(5) Are so complex financial securities sold in Finland that it is difficult to understand the real risk, features and expenses of the security?
HCP’s view: Yes. An example of a complex group of securities is the previously mentioned structured securities. The most common security of this type are the capital protected notes. At their best, they return a poor profit and are expensive. According to a Swedish research, the expenses of the capital protected notes offered by big banks are 5 – 8% for four years, which is very high considering the expense is for a single transaction. When a bank has been able to sell a capital protected note worth of 100,000 euros, the bank instantly receives 5,000 – 8,000 euros without the customer noticing. Obviously this practice is not wealth management, but product selling.
(6) Why do you keep talking about moral? I don’t care about my wealth manager’s morals as long as he invests my money profitably! Isn’t it enough?
HCP’s view: Many people, who are about to hire an expert, seem to think that the best choice is “a tough guy”: who cares about morals anyways? For example, when a person is looking for help in a tricky lawsuit, one often looks for a “fox”, who knows all the dirty tricks. This is all perverted; if I hire as my lawyer a cunning person, what stops him from using his knowledge and “tricks” to take advantage of me? Behind the financial front-page scams (Madoff, Wincapita etc.) and every-day scams (structured securities, closet index funds etc.) are often very intelligent people. This fact didn’t help their victims – actually the opposite! An intelligent thief can cause a lot more damage than a stupid thief.
The wealth manager’s morals and ethics are values that a potential customer should find out first. Only after the potential customer has found out whether to trust the wealth manager or not, should the investing skills be evaluated.

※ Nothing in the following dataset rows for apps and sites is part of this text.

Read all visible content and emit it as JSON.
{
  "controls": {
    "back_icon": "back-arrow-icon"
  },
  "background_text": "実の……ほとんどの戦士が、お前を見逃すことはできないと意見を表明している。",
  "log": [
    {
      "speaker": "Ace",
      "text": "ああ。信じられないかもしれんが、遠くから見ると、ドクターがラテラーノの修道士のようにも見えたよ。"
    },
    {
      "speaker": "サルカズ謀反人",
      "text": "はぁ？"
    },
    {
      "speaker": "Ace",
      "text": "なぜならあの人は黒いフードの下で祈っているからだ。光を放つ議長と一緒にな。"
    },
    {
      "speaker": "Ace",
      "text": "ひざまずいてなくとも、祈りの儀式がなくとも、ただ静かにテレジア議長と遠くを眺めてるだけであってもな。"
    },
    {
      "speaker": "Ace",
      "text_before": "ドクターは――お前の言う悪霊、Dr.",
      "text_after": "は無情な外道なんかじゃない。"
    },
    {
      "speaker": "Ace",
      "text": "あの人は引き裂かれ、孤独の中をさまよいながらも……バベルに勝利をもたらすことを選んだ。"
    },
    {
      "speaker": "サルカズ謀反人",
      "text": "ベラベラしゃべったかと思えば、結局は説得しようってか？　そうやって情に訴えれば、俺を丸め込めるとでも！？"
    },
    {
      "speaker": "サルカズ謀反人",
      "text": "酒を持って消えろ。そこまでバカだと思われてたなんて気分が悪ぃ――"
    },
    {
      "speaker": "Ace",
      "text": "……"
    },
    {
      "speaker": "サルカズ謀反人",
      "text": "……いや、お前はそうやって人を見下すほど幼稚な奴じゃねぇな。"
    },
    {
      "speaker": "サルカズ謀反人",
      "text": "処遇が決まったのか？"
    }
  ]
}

(7) How can I make sure I will not be played like the people in the movie? What should I demand from my wealth manager?
HCP’s view: Mutual trust is the core of successful wealth management. If a wealth manager loses the customer’s trust, there is no return to a functioning relationship. The movie lists distorted incentives and commission policies as the biggest causes of the 2008 catastrophe. Although the biggest overkills occurred mainly in the U.S., the same problems were visible in the old continent, including Finland. HCP’s policy to return all kickbacks to customers is a way to solve the problem of distorted commission policies. Internally at HCP we have solved the problem by having our professionals working as partners, in which case their personal income is dependent on the company’s long-term performance (which is highly correlated to investment success due to our fee structure), not short-term bonuses. HCP is the first, and as far as we know, the only asset management company in Finland that has in its customer contracts agreed to return all kickbacks and similar benefits to customers . The movie also shows how banks ruthlessly bet against their customers. The professionals at HCP (and some of their family members) have invested their own money in the same strategies in which the funds operate.
The movie is very critical and most likely will cause people to completely lose their trust for the financial sector. Through this movie, we want to bring up the weaknesses of the system, but at the same time we want to state that HCP has been operating the way the movie wishes financial industry to operate already before the 2008 crisis. HCP’s operations are based on transparency, establishing long-term customer relationships and especially on mutual trust. We welcome you to join us in building a better financial industry: HCP initiative.